Maiwand Lion

The Maiwand Lion is a sculpture and war memorial in the Forbury Gardens, a public park in the town of Reading, in the English county of Berkshire. The statue was named after the Battle of Maiwand and was erected in 1886 to commemorate the deaths of 329 men from the 66th Berkshire Regiment during the campaign in Afghanistan between 1878 and 1880. It is sometimes known locally as the Forbury Lion.

The inscription on the plinth reads as follows:

The regiment lost approximately 258 men out of 500 (reports of the number vary) at the battle of Maiwand, having faced an Afghan army ten times larger than the British contingent. Eleven of the men, protecting the colours, made such a brave stand before their deaths that the Afghans who fought them reported it with great respect. Sir Arthur Conan Doyle based his character Doctor Watson on the regiment's Medical officer, Surgeon Major A F Preston who was injured in battle.

The sculptor was George Blackall Simonds, a member of a Reading brewing family from Simonds' Brewery. At 9½ metres long (31'), and having taken two years to design and complete, the lion is one of the world's largest cast iron statues. Rumours persist that Simonds committed suicide on learning that the lion's gait was incorrectly that of a domestic cat. In fact, he made careful observations on lions and the stance was anatomically correct despite various African ex-pats disagreeing. He also lived for another 43 years, enjoying continuing success as a sculptor going on to create a statue of Queen Victoria (1887) and a statue of George Palmer (1891). He retired from sculpting in 1903 and worked in the family business eventually becoming its chairman in 1910. In 1922 he temporarily came out of retirement to build the Bradfield war memorial which commemorated the deaths in the First World War of those in the 2nd Battalion, South Wales Borderers which included his son.
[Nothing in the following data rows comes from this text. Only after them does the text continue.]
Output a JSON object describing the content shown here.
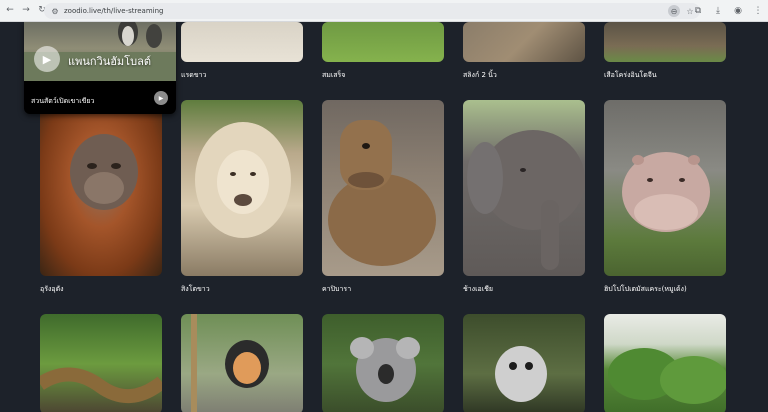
{
  "browser": {
    "url": "zoodio.live/th/live-streaming",
    "nav": {
      "back": "←",
      "forward": "→",
      "reload": "↻"
    },
    "omnibox_right": {
      "zoom": "⊖",
      "star": "☆"
    },
    "toolbar_right": {
      "extensions": "⧉",
      "download": "⤓",
      "profile": "◉",
      "menu": "⋮"
    }
  },
  "pip": {
    "overlay_title": "แพนกวินฮัมโบลต์",
    "caption": "สวนสัตว์เปิดเขาเขียว",
    "play": "▶",
    "play_small": "▶"
  },
  "top_row": [
    {
      "label": ""
    },
    {
      "label": "แรดขาว"
    },
    {
      "label": "สมเสร็จ"
    },
    {
      "label": "สลิงก์ 2 นิ้ว"
    },
    {
      "label": "เสือโคร่งอินโดจีน"
    }
  ],
  "middle_row": [
    {
      "label": "อุรังอุตัง"
    },
    {
      "label": "สิงโตขาว"
    },
    {
      "label": "คาปิบารา"
    },
    {
      "label": "ช้างเอเชีย"
    },
    {
      "label": "ฮิปโปโปเตมัสแคระ(หมูเด้ง)"
    }
  ],
  "bottom_row": [
    {
      "label": ""
    },
    {
      "label": ""
    },
    {
      "label": ""
    },
    {
      "label": ""
    },
    {
      "label": ""
    }
  ]
}
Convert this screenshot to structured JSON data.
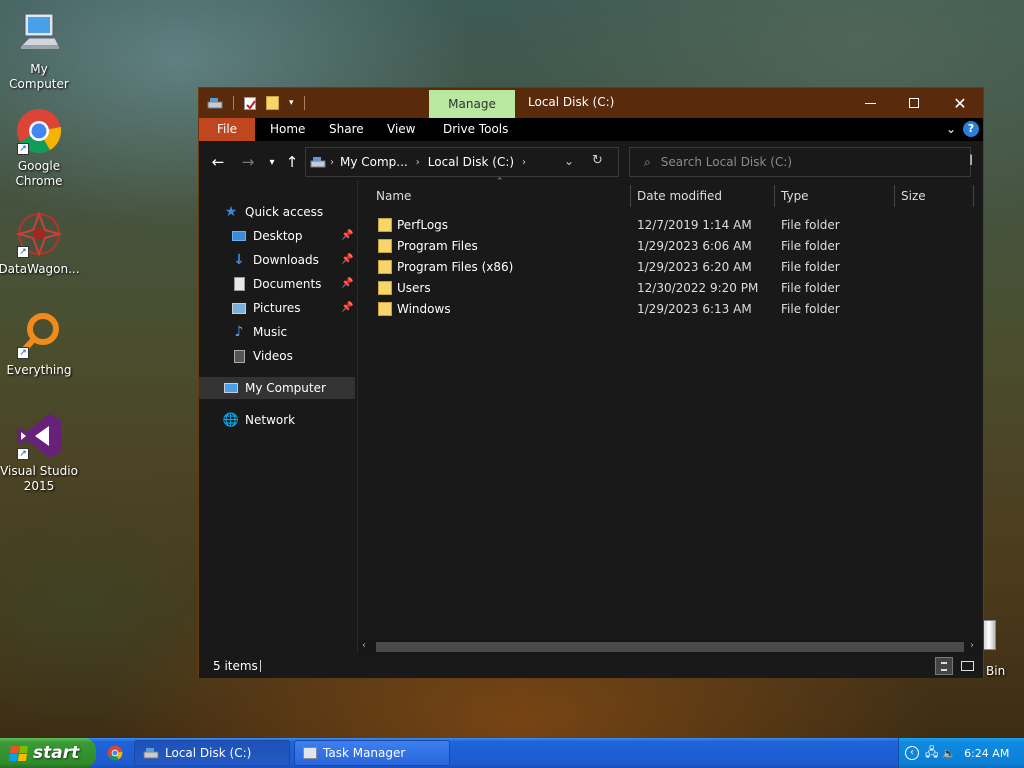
{
  "desktop": {
    "icons": [
      {
        "label": "My Computer"
      },
      {
        "label": "Google Chrome"
      },
      {
        "label": "DataWagon..."
      },
      {
        "label": "Everything"
      },
      {
        "label": "Visual Studio 2015"
      }
    ],
    "recycle_label": "Bin"
  },
  "window": {
    "manage_tab": "Manage",
    "title": "Local Disk (C:)",
    "ribbon": {
      "file": "File",
      "home": "Home",
      "share": "Share",
      "view": "View",
      "drive_tools": "Drive Tools"
    },
    "address": {
      "crumb1": "My Comp...",
      "crumb2": "Local Disk (C:)"
    },
    "search_placeholder": "Search Local Disk (C:)",
    "nav": {
      "quick_access": "Quick access",
      "desktop": "Desktop",
      "downloads": "Downloads",
      "documents": "Documents",
      "pictures": "Pictures",
      "music": "Music",
      "videos": "Videos",
      "my_computer": "My Computer",
      "network": "Network"
    },
    "columns": {
      "name": "Name",
      "date": "Date modified",
      "type": "Type",
      "size": "Size"
    },
    "files": [
      {
        "name": "PerfLogs",
        "date": "12/7/2019 1:14 AM",
        "type": "File folder"
      },
      {
        "name": "Program Files",
        "date": "1/29/2023 6:06 AM",
        "type": "File folder"
      },
      {
        "name": "Program Files (x86)",
        "date": "1/29/2023 6:20 AM",
        "type": "File folder"
      },
      {
        "name": "Users",
        "date": "12/30/2022 9:20 PM",
        "type": "File folder"
      },
      {
        "name": "Windows",
        "date": "1/29/2023 6:13 AM",
        "type": "File folder"
      }
    ],
    "status": "5 items"
  },
  "taskbar": {
    "start": "start",
    "tasks": [
      {
        "label": "Local Disk (C:)"
      },
      {
        "label": "Task Manager"
      }
    ],
    "clock": "6:24 AM"
  }
}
The Maiwand Lion features on the front page of one of the local newspapers, the Reading Post, and also on the Reading Football Club crest.

The statue is made of cast iron, weighing 16 tons, cast by H. Young & Co. of Pimlico in 1886. It is supported on a terracotta pedestal. The rectangular pilastered plinth carries tablets recording the names of the dead, together with inscription above. The whole is listed grade II by English Heritage.

The Loddon Brewery, located in Dunsden Green close to Reading, brew an IPA called Forbury Lion.

  • Stacpoole-Ryding, Richard J., Maiwand: The Last Stand of the 66th (Berkshire) Regiment in Afghanistan, 1880; The History Press; Stroud, Gloucestershire, 2008.